Who says it isn't easy being green.
Last month – when AGL boss, Andy Vesey, unveiled the energy group's $800 million underlying profit for the financial year just ended – analysts were asking whether it still made sense to stick to its timeline of closing down its incredibly profitable coal-powered stations such as Liddell, starting in 2022.
"In this environment, we just don't see new development of coal as economically rational even before factoring in the carbon cost," he said of AGL's attitude to coal power.
He also spoke of the "significant" capital investment required to re-service a power plant such as Liddell, which is not much younger than he is.
"And the question we have to ask, is if we're going to make a significant investment in generation, would we do it in an older plant, which is less reliable with higher maintenance costs, or should we be making that investment in new technology, which aligns with what we believe is the future, which will give a greater value, long term, to our shareholders. Well, we've chosen the second, and we are still of that view."
Vesey's steadfast adherence to his position means Malcolm Turnbull will almost certainly have to pay through the nose if he wants to transfer the Liddell power station to another operator.
It will almost certainly alleviate AGL of the need to spend hundreds of millions of dollars on plant closure and remediation for Liddell in 2022.

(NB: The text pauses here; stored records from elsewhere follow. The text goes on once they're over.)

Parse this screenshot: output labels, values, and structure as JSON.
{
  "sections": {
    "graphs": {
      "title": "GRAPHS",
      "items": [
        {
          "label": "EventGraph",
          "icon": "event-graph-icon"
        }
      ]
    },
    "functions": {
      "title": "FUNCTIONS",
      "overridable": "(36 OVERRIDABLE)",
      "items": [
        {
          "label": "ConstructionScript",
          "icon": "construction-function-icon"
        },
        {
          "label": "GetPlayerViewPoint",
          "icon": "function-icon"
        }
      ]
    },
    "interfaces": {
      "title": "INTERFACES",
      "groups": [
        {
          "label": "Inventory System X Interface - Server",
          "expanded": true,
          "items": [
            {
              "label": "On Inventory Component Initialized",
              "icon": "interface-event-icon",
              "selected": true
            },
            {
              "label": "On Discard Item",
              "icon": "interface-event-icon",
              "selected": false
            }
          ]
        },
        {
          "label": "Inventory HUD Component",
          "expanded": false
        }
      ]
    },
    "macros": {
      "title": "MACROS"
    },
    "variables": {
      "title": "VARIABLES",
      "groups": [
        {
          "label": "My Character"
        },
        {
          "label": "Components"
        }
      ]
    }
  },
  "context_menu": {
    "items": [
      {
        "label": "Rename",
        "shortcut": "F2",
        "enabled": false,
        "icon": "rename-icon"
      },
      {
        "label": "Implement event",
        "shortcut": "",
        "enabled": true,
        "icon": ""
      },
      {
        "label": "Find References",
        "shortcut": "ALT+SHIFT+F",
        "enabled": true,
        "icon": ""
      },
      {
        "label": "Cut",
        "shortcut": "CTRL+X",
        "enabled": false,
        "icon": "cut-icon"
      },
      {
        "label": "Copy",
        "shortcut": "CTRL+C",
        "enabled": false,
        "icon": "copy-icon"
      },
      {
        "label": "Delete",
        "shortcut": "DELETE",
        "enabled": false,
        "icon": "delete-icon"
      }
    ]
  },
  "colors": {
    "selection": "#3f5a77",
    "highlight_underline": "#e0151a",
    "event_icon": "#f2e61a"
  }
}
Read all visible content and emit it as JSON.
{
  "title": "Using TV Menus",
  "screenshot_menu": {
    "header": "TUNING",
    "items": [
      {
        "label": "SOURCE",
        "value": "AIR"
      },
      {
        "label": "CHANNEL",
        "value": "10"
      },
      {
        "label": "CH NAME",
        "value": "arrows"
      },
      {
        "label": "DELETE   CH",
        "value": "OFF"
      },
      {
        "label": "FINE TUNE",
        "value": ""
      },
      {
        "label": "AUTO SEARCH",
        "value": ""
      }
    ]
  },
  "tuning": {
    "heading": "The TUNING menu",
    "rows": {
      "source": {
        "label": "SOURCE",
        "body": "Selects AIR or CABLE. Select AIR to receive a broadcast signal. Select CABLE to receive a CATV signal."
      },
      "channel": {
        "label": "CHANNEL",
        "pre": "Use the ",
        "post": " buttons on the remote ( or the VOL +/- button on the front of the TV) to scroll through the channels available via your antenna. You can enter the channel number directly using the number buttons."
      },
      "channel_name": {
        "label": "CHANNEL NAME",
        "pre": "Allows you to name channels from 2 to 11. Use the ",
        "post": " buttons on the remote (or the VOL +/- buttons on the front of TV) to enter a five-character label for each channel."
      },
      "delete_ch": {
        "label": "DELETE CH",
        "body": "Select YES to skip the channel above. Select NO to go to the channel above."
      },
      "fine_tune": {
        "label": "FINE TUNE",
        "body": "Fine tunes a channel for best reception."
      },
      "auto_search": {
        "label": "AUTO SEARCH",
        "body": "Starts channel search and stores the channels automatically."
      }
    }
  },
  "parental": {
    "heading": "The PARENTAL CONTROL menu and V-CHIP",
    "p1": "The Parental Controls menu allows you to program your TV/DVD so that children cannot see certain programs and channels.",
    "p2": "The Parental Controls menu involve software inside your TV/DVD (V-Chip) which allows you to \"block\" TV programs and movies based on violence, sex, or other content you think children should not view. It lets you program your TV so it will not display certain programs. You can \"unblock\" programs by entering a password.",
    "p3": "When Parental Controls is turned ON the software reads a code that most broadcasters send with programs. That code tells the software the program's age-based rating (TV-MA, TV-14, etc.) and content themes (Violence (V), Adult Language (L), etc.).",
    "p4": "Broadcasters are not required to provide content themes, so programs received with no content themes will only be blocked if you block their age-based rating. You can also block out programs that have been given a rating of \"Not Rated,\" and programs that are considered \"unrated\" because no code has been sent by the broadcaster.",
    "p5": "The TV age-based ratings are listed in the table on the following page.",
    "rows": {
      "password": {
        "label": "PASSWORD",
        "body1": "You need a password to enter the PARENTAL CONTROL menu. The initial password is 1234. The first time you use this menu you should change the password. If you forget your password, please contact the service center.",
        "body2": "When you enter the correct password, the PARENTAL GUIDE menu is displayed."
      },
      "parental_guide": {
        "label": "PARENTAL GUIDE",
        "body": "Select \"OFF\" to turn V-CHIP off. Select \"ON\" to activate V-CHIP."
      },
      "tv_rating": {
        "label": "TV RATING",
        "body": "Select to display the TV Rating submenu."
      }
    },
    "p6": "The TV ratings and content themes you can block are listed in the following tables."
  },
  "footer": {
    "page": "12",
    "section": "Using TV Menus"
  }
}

Meanwhile, Vesey will probably continue to reap his $7 million-plus remuneration as the chaos of the government's energy policy boosts AGL's coal-powered earnings. And Vesey will continue to be an articulate champion of economic forces that now make renewable energy an inevitability.
It's not hypocrisy on Vesey's part, it's a smart, and profitable, strategy for getting his investors from Point A (carbon) to Point B (renewable).
Not that he needs to explain this to Turnbull. Our Prime Minister installed a massive solar and battery storage system at his Point Piper home this year.
The real estate industry's all important spring sales season has begun and the biggest listing has just hit the market.
It has no rooms, no bathrooms, or parking, and is yours for just $16 million (subject to negotiation).
In case you hadn't guessed, it is not actually a house, it is the 20.44 million shares in John McGrath's ASX-listed McGrath Ltd that former agents are trying to offload as early as this Friday when the shackles come off their 14.66 per cent stake in the business.
Escrow conditions have prevented McGrath insiders from offloading their shares in the hapless business since it listed on the stock market in December 2015 at $2.10 a share.
An ASX notice on Wednesday alerted to the market that these former McGrath stars – some of whom left the agency to set up a rival real estate business – have banded together to collectively sell their shares which are now worth around 80¢ each.
These agents, including stars such as Matt Lahood, Ben Collier and Brad Gillespie, have watched their stake shed $26.5 million in value since the IPO.
There is no doubting the intent to sell.
"I'm now unfortunately in competition with my own investment," said Lahood earlier this year of his decision to set up rival group, The Agency, while being forced to keep his McGrath shares.
Unfortunately for Lahood, his decision to flee McGrath and set up a rival operation was one of the triggers that saw McGrath shares hit a low of 54¢ in June.
The document released to the ASX declared the group "intends to act in a co-ordinated manner in relation to any sale of their shares in McGrath Ltd."
There is growing speculation that McGrath himself may look to privatise the company.
He still holds a 28 per cent stake in the agency.
Like any good agent, McGrath picked the top of the market for the agency's shares when he sold $37.4 million worth of his stock into the public float in 2015.